▶ [Exercise objective] Restate the records exactly. Include all of them.

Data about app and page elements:
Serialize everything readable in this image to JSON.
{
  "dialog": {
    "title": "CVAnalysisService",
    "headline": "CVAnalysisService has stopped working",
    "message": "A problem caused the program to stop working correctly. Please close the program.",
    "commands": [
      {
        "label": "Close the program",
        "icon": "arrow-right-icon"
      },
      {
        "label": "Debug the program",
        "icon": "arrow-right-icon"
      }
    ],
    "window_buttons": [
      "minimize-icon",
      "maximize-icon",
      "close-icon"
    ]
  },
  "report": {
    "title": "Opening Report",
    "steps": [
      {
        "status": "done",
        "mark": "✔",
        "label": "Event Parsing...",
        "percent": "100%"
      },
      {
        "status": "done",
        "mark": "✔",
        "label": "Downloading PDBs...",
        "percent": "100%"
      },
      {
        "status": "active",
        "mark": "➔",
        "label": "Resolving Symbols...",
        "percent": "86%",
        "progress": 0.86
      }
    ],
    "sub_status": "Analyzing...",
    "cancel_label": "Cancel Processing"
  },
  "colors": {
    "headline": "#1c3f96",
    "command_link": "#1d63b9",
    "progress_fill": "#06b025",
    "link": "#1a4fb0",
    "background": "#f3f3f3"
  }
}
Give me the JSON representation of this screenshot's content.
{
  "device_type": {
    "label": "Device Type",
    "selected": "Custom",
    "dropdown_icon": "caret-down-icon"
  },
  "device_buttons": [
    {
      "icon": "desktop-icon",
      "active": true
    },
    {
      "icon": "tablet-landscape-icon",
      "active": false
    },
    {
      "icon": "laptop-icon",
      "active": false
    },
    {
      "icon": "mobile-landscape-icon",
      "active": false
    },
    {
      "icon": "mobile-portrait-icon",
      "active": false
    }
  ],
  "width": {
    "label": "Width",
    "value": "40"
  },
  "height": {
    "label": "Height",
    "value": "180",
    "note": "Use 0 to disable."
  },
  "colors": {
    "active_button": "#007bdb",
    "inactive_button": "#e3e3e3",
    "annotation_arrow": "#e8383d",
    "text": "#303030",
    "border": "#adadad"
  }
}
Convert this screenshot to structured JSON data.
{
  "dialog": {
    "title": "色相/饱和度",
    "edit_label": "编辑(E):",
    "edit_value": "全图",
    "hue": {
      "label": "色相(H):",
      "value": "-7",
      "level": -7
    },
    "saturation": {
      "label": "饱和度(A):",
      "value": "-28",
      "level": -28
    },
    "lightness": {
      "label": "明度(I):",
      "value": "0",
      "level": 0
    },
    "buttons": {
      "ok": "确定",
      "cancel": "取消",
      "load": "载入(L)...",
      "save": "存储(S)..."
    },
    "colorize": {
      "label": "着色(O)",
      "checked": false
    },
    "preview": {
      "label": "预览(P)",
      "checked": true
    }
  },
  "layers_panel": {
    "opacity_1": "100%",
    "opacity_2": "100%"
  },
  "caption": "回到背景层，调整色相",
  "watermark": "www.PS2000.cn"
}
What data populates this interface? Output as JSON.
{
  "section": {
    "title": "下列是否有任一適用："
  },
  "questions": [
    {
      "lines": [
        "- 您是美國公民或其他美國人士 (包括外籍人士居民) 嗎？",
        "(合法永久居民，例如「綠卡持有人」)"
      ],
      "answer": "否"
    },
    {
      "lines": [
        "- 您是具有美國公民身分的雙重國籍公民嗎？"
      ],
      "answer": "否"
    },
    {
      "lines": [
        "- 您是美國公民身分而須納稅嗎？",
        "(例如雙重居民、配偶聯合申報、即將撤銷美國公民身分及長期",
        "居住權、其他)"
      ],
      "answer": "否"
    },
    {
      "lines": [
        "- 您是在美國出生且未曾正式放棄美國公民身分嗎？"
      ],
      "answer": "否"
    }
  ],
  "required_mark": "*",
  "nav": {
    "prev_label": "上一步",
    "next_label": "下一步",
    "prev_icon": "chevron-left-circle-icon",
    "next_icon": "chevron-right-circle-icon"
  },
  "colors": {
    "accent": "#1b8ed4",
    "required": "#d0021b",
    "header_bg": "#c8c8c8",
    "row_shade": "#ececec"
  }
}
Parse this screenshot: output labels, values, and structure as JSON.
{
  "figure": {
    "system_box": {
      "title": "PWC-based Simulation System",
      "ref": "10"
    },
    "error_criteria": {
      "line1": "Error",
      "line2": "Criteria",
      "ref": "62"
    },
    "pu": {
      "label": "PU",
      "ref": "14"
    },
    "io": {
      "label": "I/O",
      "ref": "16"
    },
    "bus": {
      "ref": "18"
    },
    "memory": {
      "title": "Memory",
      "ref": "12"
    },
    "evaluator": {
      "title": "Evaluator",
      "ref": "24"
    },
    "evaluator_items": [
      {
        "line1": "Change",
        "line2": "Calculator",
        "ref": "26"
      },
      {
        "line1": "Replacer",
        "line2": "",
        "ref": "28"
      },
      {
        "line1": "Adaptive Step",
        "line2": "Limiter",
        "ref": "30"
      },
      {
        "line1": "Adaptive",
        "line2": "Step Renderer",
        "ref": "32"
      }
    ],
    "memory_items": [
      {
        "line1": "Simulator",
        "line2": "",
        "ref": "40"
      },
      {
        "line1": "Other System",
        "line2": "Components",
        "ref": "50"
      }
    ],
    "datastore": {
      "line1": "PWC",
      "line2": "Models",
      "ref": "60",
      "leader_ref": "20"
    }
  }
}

▶ [Result of this task]
Serialize everything readable in this image to JSON.
{
  "dialog": {
    "title": "CVAnalysisService",
    "headline": "CVAnalysisService has stopped working",
    "message": "A problem caused the program to stop working correctly. Please close the program.",
    "commands": [
      {
        "label": "Close the program",
        "icon": "arrow-right-icon"
      },
      {
        "label": "Debug the program",
        "icon": "arrow-right-icon"
      }
    ],
    "window_buttons": [
      "minimize-icon",
      "maximize-icon",
      "close-icon"
    ]
  },
  "report": {
    "title": "Opening Report",
    "steps": [
      {
        "status": "done",
        "mark": "✔",
        "label": "Event Parsing...",
        "percent": "100%"
      },
      {
        "status": "done",
        "mark": "✔",
        "label": "Downloading PDBs...",
        "percent": "100%"
      },
      {
        "status": "active",
        "mark": "➔",
        "label": "Resolving Symbols...",
        "percent": "86%",
        "progress": 0.86
      }
    ],
    "sub_status": "Analyzing...",
    "cancel_label": "Cancel Processing"
  },
  "colors": {
    "headline": "#1c3f96",
    "command_link": "#1d63b9",
    "progress_fill": "#06b025",
    "link": "#1a4fb0",
    "background": "#f3f3f3"
  }
}
Give me the JSON representation of this screenshot's content.
{
  "device_type": {
    "label": "Device Type",
    "selected": "Custom",
    "dropdown_icon": "caret-down-icon"
  },
  "device_buttons": [
    {
      "icon": "desktop-icon",
      "active": true
    },
    {
      "icon": "tablet-landscape-icon",
      "active": false
    },
    {
      "icon": "laptop-icon",
      "active": false
    },
    {
      "icon": "mobile-landscape-icon",
      "active": false
    },
    {
      "icon": "mobile-portrait-icon",
      "active": false
    }
  ],
  "width": {
    "label": "Width",
    "value": "40"
  },
  "height": {
    "label": "Height",
    "value": "180",
    "note": "Use 0 to disable."
  },
  "colors": {
    "active_button": "#007bdb",
    "inactive_button": "#e3e3e3",
    "annotation_arrow": "#e8383d",
    "text": "#303030",
    "border": "#adadad"
  }
}
Convert this screenshot to structured JSON data.
{
  "dialog": {
    "title": "色相/饱和度",
    "edit_label": "编辑(E):",
    "edit_value": "全图",
    "hue": {
      "label": "色相(H):",
      "value": "-7",
      "level": -7
    },
    "saturation": {
      "label": "饱和度(A):",
      "value": "-28",
      "level": -28
    },
    "lightness": {
      "label": "明度(I):",
      "value": "0",
      "level": 0
    },
    "buttons": {
      "ok": "确定",
      "cancel": "取消",
      "load": "载入(L)...",
      "save": "存储(S)..."
    },
    "colorize": {
      "label": "着色(O)",
      "checked": false
    },
    "preview": {
      "label": "预览(P)",
      "checked": true
    }
  },
  "layers_panel": {
    "opacity_1": "100%",
    "opacity_2": "100%"
  },
  "caption": "回到背景层，调整色相",
  "watermark": "www.PS2000.cn"
}
What data populates this interface? Output as JSON.
{
  "section": {
    "title": "下列是否有任一適用："
  },
  "questions": [
    {
      "lines": [
        "- 您是美國公民或其他美國人士 (包括外籍人士居民) 嗎？",
        "(合法永久居民，例如「綠卡持有人」)"
      ],
      "answer": "否"
    },
    {
      "lines": [
        "- 您是具有美國公民身分的雙重國籍公民嗎？"
      ],
      "answer": "否"
    },
    {
      "lines": [
        "- 您是美國公民身分而須納稅嗎？",
        "(例如雙重居民、配偶聯合申報、即將撤銷美國公民身分及長期",
        "居住權、其他)"
      ],
      "answer": "否"
    },
    {
      "lines": [
        "- 您是在美國出生且未曾正式放棄美國公民身分嗎？"
      ],
      "answer": "否"
    }
  ],
  "required_mark": "*",
  "nav": {
    "prev_label": "上一步",
    "next_label": "下一步",
    "prev_icon": "chevron-left-circle-icon",
    "next_icon": "chevron-right-circle-icon"
  },
  "colors": {
    "accent": "#1b8ed4",
    "required": "#d0021b",
    "header_bg": "#c8c8c8",
    "row_shade": "#ececec"
  }
}
Parse this screenshot: output labels, values, and structure as JSON.
{
  "figure": {
    "system_box": {
      "title": "PWC-based Simulation System",
      "ref": "10"
    },
    "error_criteria": {
      "line1": "Error",
      "line2": "Criteria",
      "ref": "62"
    },
    "pu": {
      "label": "PU",
      "ref": "14"
    },
    "io": {
      "label": "I/O",
      "ref": "16"
    },
    "bus": {
      "ref": "18"
    },
    "memory": {
      "title": "Memory",
      "ref": "12"
    },
    "evaluator": {
      "title": "Evaluator",
      "ref": "24"
    },
    "evaluator_items": [
      {
        "line1": "Change",
        "line2": "Calculator",
        "ref": "26"
      },
      {
        "line1": "Replacer",
        "line2": "",
        "ref": "28"
      },
      {
        "line1": "Adaptive Step",
        "line2": "Limiter",
        "ref": "30"
      },
      {
        "line1": "Adaptive",
        "line2": "Step Renderer",
        "ref": "32"
      }
    ],
    "memory_items": [
      {
        "line1": "Simulator",
        "line2": "",
        "ref": "40"
      },
      {
        "line1": "Other System",
        "line2": "Components",
        "ref": "50"
      }
    ],
    "datastore": {
      "line1": "PWC",
      "line2": "Models",
      "ref": "60",
      "leader_ref": "20"
    }
  }
}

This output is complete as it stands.